Two Kochi school students learnt that peaceful protests work wonders even before they headed to the Fifth Asian Girl Child Peace Camp.
Two school students from Kochi, representing India, and their guide, proved that peaceful methods of protest win ultimately, even before they landed in Nepal to attend the Fifth Asian Girl Child Peace Camp. They narrowly missed their connection flight from Delhi to Kathmandu, since the plane from Kochi reached Delhi late. The airport officials refused all help.
Here were three girls all by themselves, but brave and determined. “We decided to protest and pushed in our entire luggage into the airport's office room, refusing to budge till a decision was taken. After a few hours, they finally agreed, rebooked tickets for a flight on the next day and also arranged food and accommodation in a wonderful hotel nearby,” said Gopika Jairam, a Std XII student of Bhavan's Vidya Mandir, Eroor.
“Although it took us all our energy and patience to do this, this was proof that strong-willed, patient and non-violent protests for justice will win,” said the other team member, Maansa Bhalotia, a Std IX student of Toc-H Public School, Vytilla. After all, peace comes piece-by-piece and the conviction in what you speak and do is very important.
At the camp, they learned another aspect of peace — non-violent communication. They understood that speaking politely and controlling negative feelings can avoid conflicts.
The Kochi students and their guide Anupa from the Cultural Academy for Peace (which coordinated the programme from India) enjoyed every moment at the peace camp and learned lessons for a lifetime. The Academy has constituted peace clubs in 10 Kochi schools.
At the Kathmandu camp, the duo from Kochi made a power-point presentation on “The best of India” and Mahatma Gandhi. Then came the surprise — the campers from different countries were taken to interact with the President of Nepal at the Rashtrapati Bhavan. They also interacted with Miss Nepal 2009.
There were also sessions on pottery, mural painting (on the theme ‘peace') and dance. A visit to an old-age home was among the highlights of the camp. “We tried to bring a smile on the face of the residents, by singing and dancing with them,” said Ms. Bhalotia.
An old woman requested Ms. Jairam to take her photograph. “I played back and showed her the snap. She was thrilled to see her picture and said, ‘I have not seen myself in years…' It still brings tears to my eyes when I think of it.” At a stress-release session, the campers learned about handling emotions better and combating stress. There were skits, role-play enacting and tableaus on topics like child abuse and violence against women.

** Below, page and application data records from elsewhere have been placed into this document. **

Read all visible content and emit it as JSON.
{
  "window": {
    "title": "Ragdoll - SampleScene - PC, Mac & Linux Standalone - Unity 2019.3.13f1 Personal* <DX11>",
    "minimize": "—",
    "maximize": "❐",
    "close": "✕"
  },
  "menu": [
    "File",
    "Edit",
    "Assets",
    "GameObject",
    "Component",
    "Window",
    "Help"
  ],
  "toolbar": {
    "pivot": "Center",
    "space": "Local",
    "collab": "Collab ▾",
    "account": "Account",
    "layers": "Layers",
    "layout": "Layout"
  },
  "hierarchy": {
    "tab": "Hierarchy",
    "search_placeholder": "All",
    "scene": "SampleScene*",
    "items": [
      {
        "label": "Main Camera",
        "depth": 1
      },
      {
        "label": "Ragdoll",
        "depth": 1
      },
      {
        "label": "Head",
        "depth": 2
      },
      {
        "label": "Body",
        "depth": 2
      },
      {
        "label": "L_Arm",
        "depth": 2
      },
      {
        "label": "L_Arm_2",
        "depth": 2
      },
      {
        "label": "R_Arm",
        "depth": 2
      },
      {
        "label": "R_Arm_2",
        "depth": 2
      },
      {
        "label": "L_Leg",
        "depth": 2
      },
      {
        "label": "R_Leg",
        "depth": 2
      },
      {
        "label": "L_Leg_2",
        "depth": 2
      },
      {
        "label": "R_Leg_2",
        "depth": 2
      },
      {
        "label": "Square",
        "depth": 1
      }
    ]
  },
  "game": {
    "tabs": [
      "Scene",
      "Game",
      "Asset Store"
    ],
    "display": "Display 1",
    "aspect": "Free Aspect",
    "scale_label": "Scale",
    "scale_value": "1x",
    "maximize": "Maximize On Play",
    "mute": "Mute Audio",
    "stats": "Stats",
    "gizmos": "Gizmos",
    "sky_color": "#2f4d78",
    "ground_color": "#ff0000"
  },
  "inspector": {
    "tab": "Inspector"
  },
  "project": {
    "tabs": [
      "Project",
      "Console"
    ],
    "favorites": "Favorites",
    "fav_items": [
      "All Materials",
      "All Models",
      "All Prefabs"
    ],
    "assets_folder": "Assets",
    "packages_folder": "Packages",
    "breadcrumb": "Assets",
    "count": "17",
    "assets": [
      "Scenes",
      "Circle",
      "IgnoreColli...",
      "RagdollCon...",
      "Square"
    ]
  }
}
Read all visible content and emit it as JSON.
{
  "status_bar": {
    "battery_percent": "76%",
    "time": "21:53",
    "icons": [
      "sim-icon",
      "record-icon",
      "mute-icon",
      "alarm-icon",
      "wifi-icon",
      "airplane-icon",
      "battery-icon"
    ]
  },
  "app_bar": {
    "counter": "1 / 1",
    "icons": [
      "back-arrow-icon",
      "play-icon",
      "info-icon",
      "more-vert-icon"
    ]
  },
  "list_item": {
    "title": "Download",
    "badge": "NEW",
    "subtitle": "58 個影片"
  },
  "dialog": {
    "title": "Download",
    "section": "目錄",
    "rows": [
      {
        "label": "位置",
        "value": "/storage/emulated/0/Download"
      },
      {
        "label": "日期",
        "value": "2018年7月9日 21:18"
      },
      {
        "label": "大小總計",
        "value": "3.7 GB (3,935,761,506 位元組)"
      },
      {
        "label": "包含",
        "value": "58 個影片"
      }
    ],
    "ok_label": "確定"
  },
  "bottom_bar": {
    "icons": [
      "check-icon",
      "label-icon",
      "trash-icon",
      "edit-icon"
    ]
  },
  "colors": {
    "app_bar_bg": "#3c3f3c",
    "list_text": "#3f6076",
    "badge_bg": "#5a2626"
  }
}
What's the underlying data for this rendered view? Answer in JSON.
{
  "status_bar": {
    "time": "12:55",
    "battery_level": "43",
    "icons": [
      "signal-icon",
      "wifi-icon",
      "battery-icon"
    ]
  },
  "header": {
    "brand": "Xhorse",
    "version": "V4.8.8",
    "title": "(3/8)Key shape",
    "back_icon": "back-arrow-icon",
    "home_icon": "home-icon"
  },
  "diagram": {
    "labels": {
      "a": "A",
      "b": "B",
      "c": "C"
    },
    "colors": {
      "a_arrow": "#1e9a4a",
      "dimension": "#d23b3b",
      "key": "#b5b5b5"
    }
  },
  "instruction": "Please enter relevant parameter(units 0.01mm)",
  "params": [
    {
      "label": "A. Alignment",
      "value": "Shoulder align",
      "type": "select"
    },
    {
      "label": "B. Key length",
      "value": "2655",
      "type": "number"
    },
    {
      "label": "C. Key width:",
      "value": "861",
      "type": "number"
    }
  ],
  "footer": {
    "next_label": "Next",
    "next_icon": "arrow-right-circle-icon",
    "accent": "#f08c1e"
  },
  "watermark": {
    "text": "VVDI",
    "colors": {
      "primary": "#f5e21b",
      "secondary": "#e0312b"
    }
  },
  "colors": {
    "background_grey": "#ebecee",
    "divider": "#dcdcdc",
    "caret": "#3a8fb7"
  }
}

The ultimate lesson they learned was that cooperation, understanding, patience and trust are the signs of a good team. A determined team with these virtues embedded in it will reach its goal, no matter what the obstacles are.